Give back all the data exactly, line by line.
======== Excerpted records ========
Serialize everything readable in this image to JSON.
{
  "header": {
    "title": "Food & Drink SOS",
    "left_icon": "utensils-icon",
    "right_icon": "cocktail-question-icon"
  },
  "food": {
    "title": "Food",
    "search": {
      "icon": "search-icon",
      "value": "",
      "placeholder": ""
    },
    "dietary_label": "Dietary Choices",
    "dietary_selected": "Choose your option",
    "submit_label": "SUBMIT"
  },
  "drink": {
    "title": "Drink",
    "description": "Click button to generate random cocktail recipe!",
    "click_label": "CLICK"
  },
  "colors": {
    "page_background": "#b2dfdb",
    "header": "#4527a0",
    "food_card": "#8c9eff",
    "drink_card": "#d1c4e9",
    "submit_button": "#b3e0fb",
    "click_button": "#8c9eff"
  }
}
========
**Result for this task:**
Serialize everything readable in this image to JSON.
{
  "header": {
    "title": "Food & Drink SOS",
    "left_icon": "utensils-icon",
    "right_icon": "cocktail-question-icon"
  },
  "food": {
    "title": "Food",
    "search": {
      "icon": "search-icon",
      "value": "",
      "placeholder": ""
    },
    "dietary_label": "Dietary Choices",
    "dietary_selected": "Choose your option",
    "submit_label": "SUBMIT"
  },
  "drink": {
    "title": "Drink",
    "description": "Click button to generate random cocktail recipe!",
    "click_label": "CLICK"
  },
  "colors": {
    "page_background": "#b2dfdb",
    "header": "#4527a0",
    "food_card": "#8c9eff",
    "drink_card": "#d1c4e9",
    "submit_button": "#b3e0fb",
    "click_button": "#8c9eff"
  }
}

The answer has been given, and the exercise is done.